"I don't want to sound pompous," says drummer Colachicco, "but yeah, I suppose in a way Vesper opened the door. Our thing wasn't, 'Is there a place to play?' It was the songs. Back in '85, we'd play any place that would have us," she reminisces, mentioning the Reunion Room in Fort Lauderdale, Churchill's Hideaway in Little Haiti, Club Beirut on South Beach, and the Jockey Pub, a brutal blue-collar dive in Davie known for cheap suds and live music. "There wasn't that much interest in original rock in general. We used to play the Jockey Pub once a week, four sets a night, for $60. I don't think a lot of these bands today would work for that."
Yet Vesper Sparrow hasn't cashed in on original rock's surging popularity. After showcasing at New York's storied CBGB in 1989, the band splintered.
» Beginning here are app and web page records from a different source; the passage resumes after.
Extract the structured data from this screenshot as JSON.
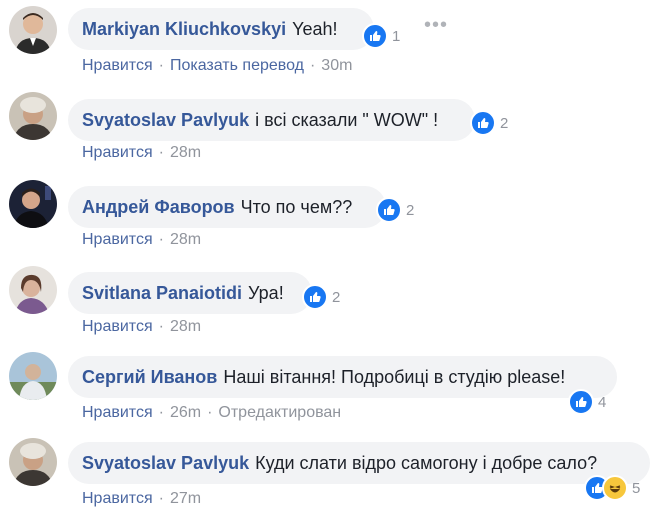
{
  "comments": [
    {
      "author": "Markiyan Kliuchkovskyi",
      "text": "Yeah!",
      "reactions": {
        "count": "1",
        "haha": false
      },
      "actions": {
        "like": "Нравится",
        "translate": "Показать перевод",
        "time": "30m"
      }
    },
    {
      "author": "Svyatoslav Pavlyuk",
      "text": "і всі сказали \" WOW\" !",
      "reactions": {
        "count": "2",
        "haha": false
      },
      "actions": {
        "like": "Нравится",
        "time": "28m"
      }
    },
    {
      "author": "Андрей Фаворов",
      "text": "Что по чем??",
      "reactions": {
        "count": "2",
        "haha": false
      },
      "actions": {
        "like": "Нравится",
        "time": "28m"
      }
    },
    {
      "author": "Svitlana Panaiotidi",
      "text": "Ура!",
      "reactions": {
        "count": "2",
        "haha": false
      },
      "actions": {
        "like": "Нравится",
        "time": "28m"
      }
    },
    {
      "author": "Сергий Иванов",
      "text": "Наші вітання! Подробиці в студію please!",
      "reactions": {
        "count": "4",
        "haha": false
      },
      "actions": {
        "like": "Нравится",
        "time": "26m",
        "edited": "Отредактирован"
      }
    },
    {
      "author": "Svyatoslav Pavlyuk",
      "text": "Куди слати відро самогону і добре сало?",
      "reactions": {
        "count": "5",
        "haha": true
      },
      "actions": {
        "like": "Нравится",
        "time": "27m"
      }
    }
  ],
  "more_icon": "more-horizontal-icon",
  "colors": {
    "link": "#365899",
    "bubble": "#f2f3f5",
    "like": "#1877f2",
    "meta": "#90949c"
  }
}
Colachicco and Christy have endured a series of personnel changes without settling on a permanent lineup; of late they've been, in Colachicco's words, "hiding out, writing new stuff, trying to decide whether it's worth the investment to release a CD or just save money and record more songs on tape." Guilot has been maintaining a low profile, running her own digital recording studio, applying to UM's musical engineering program, and writing songs with her band Paper Dolls, which has yet to take a public bow.
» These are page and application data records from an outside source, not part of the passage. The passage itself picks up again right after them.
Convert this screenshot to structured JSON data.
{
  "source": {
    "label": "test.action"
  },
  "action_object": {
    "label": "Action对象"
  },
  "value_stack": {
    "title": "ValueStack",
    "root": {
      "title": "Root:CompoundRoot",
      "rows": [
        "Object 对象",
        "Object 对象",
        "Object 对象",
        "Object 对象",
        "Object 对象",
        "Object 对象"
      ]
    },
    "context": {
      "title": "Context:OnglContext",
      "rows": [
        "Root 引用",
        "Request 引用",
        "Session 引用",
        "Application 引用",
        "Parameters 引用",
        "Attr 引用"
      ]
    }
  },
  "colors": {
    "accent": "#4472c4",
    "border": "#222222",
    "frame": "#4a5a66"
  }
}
Mary Karlzen, meanwhile, is now flying solo, and flying high; she has released two CDs. Mary -- she's attained single-name status thanks to the tireless promotion of her manager, Y&T Music founder Richard Ulloa A writes and sings country music with a strong folk-rock edge. Although her video for the song "A Long Time Ago" has been picked up by The Nashville Network, Country Music Television, and the Americana TV Network in Branson, Missouri, Mary is a purist who laments the dawning of the MTV era.
"I hate 'em -- videos -- but they're a Necessary Evil. The Big N.E. It's all someone else's images," complains the songwriter. "It's a little like country radio -- a bunch of plastic, cloned Barbie dolls who don't write their own songs. The labels send them to finishing school to learn how to talk to the media, how to dress. They're Stepford singers. Perfect hair, perfect bodies," says Mary, whose outspokenness may have cost her some country radio airplay. "I think anybody could sell CDs with the right people behind them."
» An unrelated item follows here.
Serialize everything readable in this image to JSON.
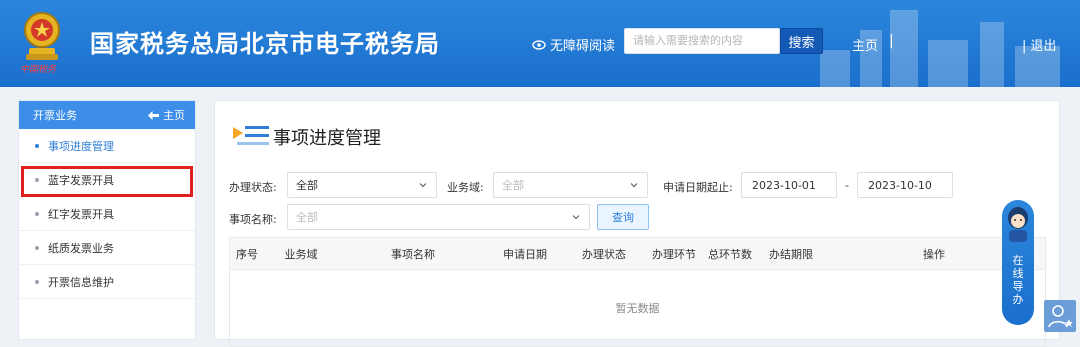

Despite her tendency to pooh-pooh her own accomplishments, Mary's music has been the foundation upon which Rich Ulloa has, in effect, built a record label. The first CD eventually paid for itself; the second, a six-song EP titled Hide, has sold more than 800 copies. Rachel Spitz, WVUM's public relations director, manager of funk rockers Second Coming, and Ulloa's assistant, has been tracking national radio exposure, and she confirms that Mary has been receiving airplay in locales as diverse as Aspen, Des Moines, Taos, and Santa Monica, and held the top spot for a week (and was in the top five for more than a month) at WMNF-FM in Tampa.